All too often after I installed Internet Explorer 8, I’d click on a website and Internet Explorer would stop dead to ask: “Do you want to view only the webpage content that was delivered securely?”
It happened all over the place, including sites that I trusted. Happens all the time on GMail. I saw it again tonight on a Microsoft download page. You’ve probably seen it too.
Read it again. Do you click on “Yes” or “No” to see everything on the web page? Ha! I see you. You’re doing a double-take trying to figure it out, aren’t you?
If you click “Yes,” some parts of the page will be blocked. Maybe it will be an invisible little component of Google Analytics, but maybe it will be half the pictures on the page. You have to click “No” to see the entire page.
There’s a perfectly good security reason for that warning. You’re going to a page that is delivered securely (https://), which gives you some reassurance that the site is really what it appears to be. But something on the page is not covered by that security certificate – frequently an image that’s displayed on the page but originates on some other page.
The default choice (“Yes”) blocks whatever is potentially unsafe. Here’s the threat: imagine that you’re led to a page that appears to be secure; you are reassured by the comforting padlock icon at the top. The place on the page where you type in the secret formula, however, is actually not secure, and pirates make off with your mueslix recipe or your bank account or something.
I hate it. It’s a trivial risk for people who go to safe websites, and the window is confusing and annoying.
This is the way the same choice appeared in Internet Explorer 7: “This page contains both secure and nonsecure items.
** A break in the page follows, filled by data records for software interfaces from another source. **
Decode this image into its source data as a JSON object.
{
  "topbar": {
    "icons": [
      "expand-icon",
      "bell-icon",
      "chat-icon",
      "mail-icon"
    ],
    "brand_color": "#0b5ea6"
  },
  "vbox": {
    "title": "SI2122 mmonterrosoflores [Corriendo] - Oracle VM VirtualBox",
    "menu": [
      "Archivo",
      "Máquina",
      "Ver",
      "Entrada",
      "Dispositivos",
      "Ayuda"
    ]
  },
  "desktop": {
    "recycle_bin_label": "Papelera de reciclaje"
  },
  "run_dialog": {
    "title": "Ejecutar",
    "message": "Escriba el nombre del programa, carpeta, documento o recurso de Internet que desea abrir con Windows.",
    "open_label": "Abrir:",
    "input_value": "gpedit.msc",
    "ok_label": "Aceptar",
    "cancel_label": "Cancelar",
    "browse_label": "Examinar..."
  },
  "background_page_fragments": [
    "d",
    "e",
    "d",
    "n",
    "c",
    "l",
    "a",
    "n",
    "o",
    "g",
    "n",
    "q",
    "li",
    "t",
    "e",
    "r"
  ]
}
Do you want to display the nonsecure items?”
I didn’t like it then either but at least the choice was clear and easy to understand.
Microsoft apparently thinks the annoying warnings help put pressure on web site developers to redesign their sites so mixed content is not allowed.
I think I don’t want to see those warnings any more.
HOW TO STOP THE WARNING MESSAGE ABOUT SECURE CONTENT FROM APPEARING